With a nameplate that dates back to the 80s and a previous generation of experience to draw from, the French/Romanian love child that is the Duster is now in New Zealand and we took a closer look.
If we were reviewing the new Duster in the Northern Hemisphere then the badge on the nose would be Dacia’s, however, we’re not and countries such as South America, South Africa and little ol’ NZ come with the parent company’s chrome diamond on the grille.
In many ways, the Renault Duster has been created to offer cost-effective SUV driving for the masses. It’s been built to withstand what I imagine are some very rough, unsealed roads in East Central Europe and comes with a simple, yet economical powertrain, particularly since it’s light, very light in fact.
Up front, the chome-detailed grille sits up nice and high and well away from any threats from below, C-shaped DRL’s frame the outer edges of the headlights and there’s more than its fair share of protective plastic in and around the bumper – actually the protective plastic theme continues around the entire SUV.
Its profile offers up some widened wheel arches, 16-inch wheels with rather small looking discs on the front (and drums on the rear) and a hefty or make that quirky, plastic garnish on the front guard.
The rear showcases some rather smart looking three-dimensional tail lights that have a clear/white cross for reversing lights, there’s extra chrome accents near the handle with the Duster nameplate embossed upon and a tailgate that opens up to 475L of luggage space.
At around 4.6m long it’s not a massive SUV but it is rather roomy inside, plus it offers a ground clearance of just over 200mm, so you end up sitting rather elevated. As I mentioned before, it’s light too, 1.2-tonne light which helps it float over potholes and uneven surfaces.
In truth, the interior is a bit dated, with more robust hard plastics and less than modern technology, but in fairness it does come with ample. There’s reversing cameras, albeit small screen, cruise control although non adaptive, a small digital screen between the analogue instrument dials, I think you get the point. There’s also more quirkiness to things, the speed limiter and cruise control buttons are down beside the handbrake and between the front seats and the phone/volume control is on a chunky stalk behind the steering wheel – I’m sure you’d get used to it.

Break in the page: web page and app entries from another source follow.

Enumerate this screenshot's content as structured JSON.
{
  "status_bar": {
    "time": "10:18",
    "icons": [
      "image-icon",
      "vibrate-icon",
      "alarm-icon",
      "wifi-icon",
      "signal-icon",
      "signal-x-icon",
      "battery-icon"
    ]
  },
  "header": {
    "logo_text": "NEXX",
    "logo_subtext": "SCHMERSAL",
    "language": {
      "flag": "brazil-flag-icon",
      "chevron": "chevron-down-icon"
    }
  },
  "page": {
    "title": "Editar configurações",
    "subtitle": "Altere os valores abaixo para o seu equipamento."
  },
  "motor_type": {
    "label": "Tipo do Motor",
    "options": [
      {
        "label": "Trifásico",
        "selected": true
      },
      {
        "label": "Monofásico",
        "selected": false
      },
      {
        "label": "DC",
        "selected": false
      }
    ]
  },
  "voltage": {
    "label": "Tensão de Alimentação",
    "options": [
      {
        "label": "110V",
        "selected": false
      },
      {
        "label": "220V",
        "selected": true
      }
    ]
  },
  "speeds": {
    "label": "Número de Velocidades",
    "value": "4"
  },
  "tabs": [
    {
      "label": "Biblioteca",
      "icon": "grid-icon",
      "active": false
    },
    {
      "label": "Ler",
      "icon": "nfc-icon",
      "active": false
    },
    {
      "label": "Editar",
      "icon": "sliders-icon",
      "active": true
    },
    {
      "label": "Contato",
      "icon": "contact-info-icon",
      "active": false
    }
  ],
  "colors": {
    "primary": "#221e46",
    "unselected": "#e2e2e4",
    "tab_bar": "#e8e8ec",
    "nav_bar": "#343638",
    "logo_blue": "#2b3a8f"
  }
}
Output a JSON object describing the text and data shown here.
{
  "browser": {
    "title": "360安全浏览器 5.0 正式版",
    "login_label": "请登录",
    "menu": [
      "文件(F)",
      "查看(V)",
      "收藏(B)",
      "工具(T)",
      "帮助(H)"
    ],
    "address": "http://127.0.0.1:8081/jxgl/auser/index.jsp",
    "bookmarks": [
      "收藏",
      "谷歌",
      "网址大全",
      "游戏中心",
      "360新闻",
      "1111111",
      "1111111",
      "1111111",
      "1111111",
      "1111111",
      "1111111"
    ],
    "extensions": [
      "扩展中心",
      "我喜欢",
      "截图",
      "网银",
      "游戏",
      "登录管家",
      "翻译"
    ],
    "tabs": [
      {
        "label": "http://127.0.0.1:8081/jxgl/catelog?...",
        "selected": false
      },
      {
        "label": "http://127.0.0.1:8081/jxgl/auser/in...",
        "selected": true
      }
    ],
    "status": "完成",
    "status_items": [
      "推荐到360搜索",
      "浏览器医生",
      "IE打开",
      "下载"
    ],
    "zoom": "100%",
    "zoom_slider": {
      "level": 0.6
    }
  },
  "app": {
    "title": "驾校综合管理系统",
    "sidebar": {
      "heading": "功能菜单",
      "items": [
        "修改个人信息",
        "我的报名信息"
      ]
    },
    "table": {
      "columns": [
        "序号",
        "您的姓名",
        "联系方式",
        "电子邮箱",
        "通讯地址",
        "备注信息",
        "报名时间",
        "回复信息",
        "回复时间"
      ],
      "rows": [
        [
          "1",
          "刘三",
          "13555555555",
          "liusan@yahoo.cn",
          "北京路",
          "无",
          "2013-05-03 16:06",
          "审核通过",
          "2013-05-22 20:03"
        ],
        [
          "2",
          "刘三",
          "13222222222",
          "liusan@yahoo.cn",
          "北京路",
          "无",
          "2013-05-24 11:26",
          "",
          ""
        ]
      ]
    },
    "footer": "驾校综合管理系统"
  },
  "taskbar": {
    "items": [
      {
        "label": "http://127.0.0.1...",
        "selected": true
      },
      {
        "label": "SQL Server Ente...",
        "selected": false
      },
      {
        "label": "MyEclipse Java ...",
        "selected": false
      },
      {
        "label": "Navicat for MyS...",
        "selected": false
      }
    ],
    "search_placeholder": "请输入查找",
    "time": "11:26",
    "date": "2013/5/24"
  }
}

The seats are cloth and full of foam, so very soft although there’s not much in the way of side bolstering, but overall the seating position is good. And there’s room on the rear bench seat for three – just the middle seatbelt takes a bit of finding.
A traditional key starts the engine and (thankfully) the gear lever is in the normal position – not protruding out of the dashboard – it’s been a while since I’ve driven something French evidently.
The Duster is powered by a 1.6L naturally-aspirated motor connected to a CVT box that sort of has gears. It delivers up 84kW of power and 156Nm of torque, sure they’re not big numbers but remember that it only weighs 1.2 tonnes. It is rather efficient though, 6.9l/100km from a 1.6L engine is good.
We took the Duster all over the place during the week’s review and although underwhelmed by its pick up power away from the city it did manage to comfortably take five reasonably sized humans on a nice trip north without too many complaints. On the rougher roads, the Duster seems to come into its own with a soft ride and positive steering, it just struggles with steeper gradients and has an odd power delivery curve (some flatish spots in lower revs).
The CVT gearbox is unusual too, with a kind of gear step to it (there’s also the opportunity to use it as a manual which I would not recommend), but this SUV is more of a lover than a fighter – performance is not what it’s about.
I actually enjoyed my time with the Renault Duster and more on the dusty trails than on the tarmac. It’s an accommodating ride that will get you where you need to go, more or less wherever that may be. When you add in the travel, taxes and Renault badge I feel that its price is a bit elevated but its quirkiness is something that’s certainly breaks from the norm